First there were the manual wheelchairs. Then came the battery powered wheelchairs and the evolutions of these motorized movers is not over yet. In fact, customized chairs are getting more attention now than ever before. “If somebody is put into a wheelchair that’s not specifically fit to them, they could develop sores on their bottom or on their legs. They could get muscle tightness, contractures that don’t go away,” says Lee Memorial Health System physical therapist, Amy Morrell.

She conducts wheelchair assessments at the Lee Center for Rehabilitation and Wellness. Through a series of measurements and exercises, she can help design the perfect chair to meet your needs. “A lot of chairs have a recline function or a tilt that allows them to. If this person doesn’t stand at all during the day, then this kind of chair allows them to circulate the blood, helps with digestion, and it’s amazing all the different things it can help with.”

Many customized chairs come with some extremely comfortable features. This joystick not only powers chairs, it can power the person into various physical positions. “They’re elevating their legs. Reclining the chair. Even turning off the light switch. You can hook it up to the electronics in your house and do the ceiling fan or light switch,” adds Morrell.

While measuring a person for their customized chair, Morrell also assess how much time will be spent in the wheelchair itself. “Cushions are a big deal.
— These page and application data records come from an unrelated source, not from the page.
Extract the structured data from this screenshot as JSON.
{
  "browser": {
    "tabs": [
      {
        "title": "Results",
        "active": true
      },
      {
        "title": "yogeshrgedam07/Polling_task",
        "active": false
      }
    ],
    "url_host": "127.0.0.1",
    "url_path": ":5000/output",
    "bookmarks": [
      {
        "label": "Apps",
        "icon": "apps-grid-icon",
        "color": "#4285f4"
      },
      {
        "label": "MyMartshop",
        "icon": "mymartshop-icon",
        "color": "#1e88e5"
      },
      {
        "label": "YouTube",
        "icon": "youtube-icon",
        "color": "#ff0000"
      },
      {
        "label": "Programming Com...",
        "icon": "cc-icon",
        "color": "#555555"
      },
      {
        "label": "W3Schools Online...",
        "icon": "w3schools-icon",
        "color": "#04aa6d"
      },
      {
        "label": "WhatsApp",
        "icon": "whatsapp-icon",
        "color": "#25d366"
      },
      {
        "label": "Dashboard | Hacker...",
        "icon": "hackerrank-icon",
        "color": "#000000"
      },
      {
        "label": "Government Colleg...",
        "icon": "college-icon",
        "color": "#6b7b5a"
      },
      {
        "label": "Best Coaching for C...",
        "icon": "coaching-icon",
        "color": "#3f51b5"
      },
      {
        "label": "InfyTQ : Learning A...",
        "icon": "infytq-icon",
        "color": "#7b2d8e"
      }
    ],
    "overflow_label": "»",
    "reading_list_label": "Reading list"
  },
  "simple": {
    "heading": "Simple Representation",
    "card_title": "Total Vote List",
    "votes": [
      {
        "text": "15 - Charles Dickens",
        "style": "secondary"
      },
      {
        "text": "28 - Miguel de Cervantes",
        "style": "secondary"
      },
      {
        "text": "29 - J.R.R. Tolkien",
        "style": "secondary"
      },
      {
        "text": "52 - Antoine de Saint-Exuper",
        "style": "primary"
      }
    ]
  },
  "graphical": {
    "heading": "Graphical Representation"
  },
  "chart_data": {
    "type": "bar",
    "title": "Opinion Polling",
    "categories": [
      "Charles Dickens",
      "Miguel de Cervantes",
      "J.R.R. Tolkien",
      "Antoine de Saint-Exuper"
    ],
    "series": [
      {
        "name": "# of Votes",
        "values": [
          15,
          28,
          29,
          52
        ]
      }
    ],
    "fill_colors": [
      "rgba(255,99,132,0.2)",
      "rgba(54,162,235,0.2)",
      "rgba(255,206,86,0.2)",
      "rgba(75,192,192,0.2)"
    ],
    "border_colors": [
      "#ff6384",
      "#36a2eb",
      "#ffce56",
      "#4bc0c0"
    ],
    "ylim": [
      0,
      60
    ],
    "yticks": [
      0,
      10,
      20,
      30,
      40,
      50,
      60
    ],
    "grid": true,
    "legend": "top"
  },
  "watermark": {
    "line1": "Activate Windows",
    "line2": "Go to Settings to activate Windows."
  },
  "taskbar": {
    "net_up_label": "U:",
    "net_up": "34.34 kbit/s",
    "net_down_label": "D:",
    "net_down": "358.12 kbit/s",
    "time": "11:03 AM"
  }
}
I mean, there are many different types of cushions and getting the right cushion is really important because you don’t want someone to get pressure sores and they could end up in the hospital.”

And it’s not just motorized wheelchairs; physical therapists can also assist in helping people find manual wheelchairs that are lightweight and comfortable as well.